= Work task =
A verbatim reproduction of all the entries is needed.

□ □ □

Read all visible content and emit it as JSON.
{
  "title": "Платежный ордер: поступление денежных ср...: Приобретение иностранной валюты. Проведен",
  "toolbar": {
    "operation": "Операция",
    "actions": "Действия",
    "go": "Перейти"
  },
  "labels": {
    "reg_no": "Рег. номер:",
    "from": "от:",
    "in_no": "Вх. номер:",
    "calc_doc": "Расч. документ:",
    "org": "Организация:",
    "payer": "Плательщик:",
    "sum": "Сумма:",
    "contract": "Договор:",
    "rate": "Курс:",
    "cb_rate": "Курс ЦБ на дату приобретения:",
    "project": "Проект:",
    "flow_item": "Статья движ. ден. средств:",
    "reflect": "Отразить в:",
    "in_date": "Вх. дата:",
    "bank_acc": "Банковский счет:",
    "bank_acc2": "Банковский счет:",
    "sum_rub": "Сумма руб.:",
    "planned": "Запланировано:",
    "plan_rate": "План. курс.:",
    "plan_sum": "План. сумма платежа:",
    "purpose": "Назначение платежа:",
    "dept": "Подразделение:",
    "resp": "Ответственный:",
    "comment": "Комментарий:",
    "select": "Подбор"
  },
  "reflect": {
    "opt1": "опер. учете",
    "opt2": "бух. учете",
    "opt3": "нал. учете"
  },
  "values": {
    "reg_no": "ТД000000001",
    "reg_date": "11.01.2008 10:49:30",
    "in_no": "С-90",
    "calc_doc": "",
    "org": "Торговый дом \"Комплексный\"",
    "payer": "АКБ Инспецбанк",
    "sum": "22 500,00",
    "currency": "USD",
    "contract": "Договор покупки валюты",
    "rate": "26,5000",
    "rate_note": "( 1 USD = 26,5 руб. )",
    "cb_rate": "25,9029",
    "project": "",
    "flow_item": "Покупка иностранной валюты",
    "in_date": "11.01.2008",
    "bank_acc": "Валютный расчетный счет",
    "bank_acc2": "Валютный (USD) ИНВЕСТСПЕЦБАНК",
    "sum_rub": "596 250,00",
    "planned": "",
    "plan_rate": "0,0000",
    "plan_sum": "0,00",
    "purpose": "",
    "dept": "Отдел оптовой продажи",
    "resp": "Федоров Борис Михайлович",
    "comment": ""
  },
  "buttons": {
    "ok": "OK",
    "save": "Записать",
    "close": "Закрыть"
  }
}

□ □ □

= Result for this exercise =
Read all visible content and emit it as JSON.
{
  "title": "Платежный ордер: поступление денежных ср...: Приобретение иностранной валюты. Проведен",
  "toolbar": {
    "operation": "Операция",
    "actions": "Действия",
    "go": "Перейти"
  },
  "labels": {
    "reg_no": "Рег. номер:",
    "from": "от:",
    "in_no": "Вх. номер:",
    "calc_doc": "Расч. документ:",
    "org": "Организация:",
    "payer": "Плательщик:",
    "sum": "Сумма:",
    "contract": "Договор:",
    "rate": "Курс:",
    "cb_rate": "Курс ЦБ на дату приобретения:",
    "project": "Проект:",
    "flow_item": "Статья движ. ден. средств:",
    "reflect": "Отразить в:",
    "in_date": "Вх. дата:",
    "bank_acc": "Банковский счет:",
    "bank_acc2": "Банковский счет:",
    "sum_rub": "Сумма руб.:",
    "planned": "Запланировано:",
    "plan_rate": "План. курс.:",
    "plan_sum": "План. сумма платежа:",
    "purpose": "Назначение платежа:",
    "dept": "Подразделение:",
    "resp": "Ответственный:",
    "comment": "Комментарий:",
    "select": "Подбор"
  },
  "reflect": {
    "opt1": "опер. учете",
    "opt2": "бух. учете",
    "opt3": "нал. учете"
  },
  "values": {
    "reg_no": "ТД000000001",
    "reg_date": "11.01.2008 10:49:30",
    "in_no": "С-90",
    "calc_doc": "",
    "org": "Торговый дом \"Комплексный\"",
    "payer": "АКБ Инспецбанк",
    "sum": "22 500,00",
    "currency": "USD",
    "contract": "Договор покупки валюты",
    "rate": "26,5000",
    "rate_note": "( 1 USD = 26,5 руб. )",
    "cb_rate": "25,9029",
    "project": "",
    "flow_item": "Покупка иностранной валюты",
    "in_date": "11.01.2008",
    "bank_acc": "Валютный расчетный счет",
    "bank_acc2": "Валютный (USD) ИНВЕСТСПЕЦБАНК",
    "sum_rub": "596 250,00",
    "planned": "",
    "plan_rate": "0,0000",
    "plan_sum": "0,00",
    "purpose": "",
    "dept": "Отдел оптовой продажи",
    "resp": "Федоров Борис Михайлович",
    "comment": ""
  },
  "buttons": {
    "ok": "OK",
    "save": "Записать",
    "close": "Закрыть"
  }
}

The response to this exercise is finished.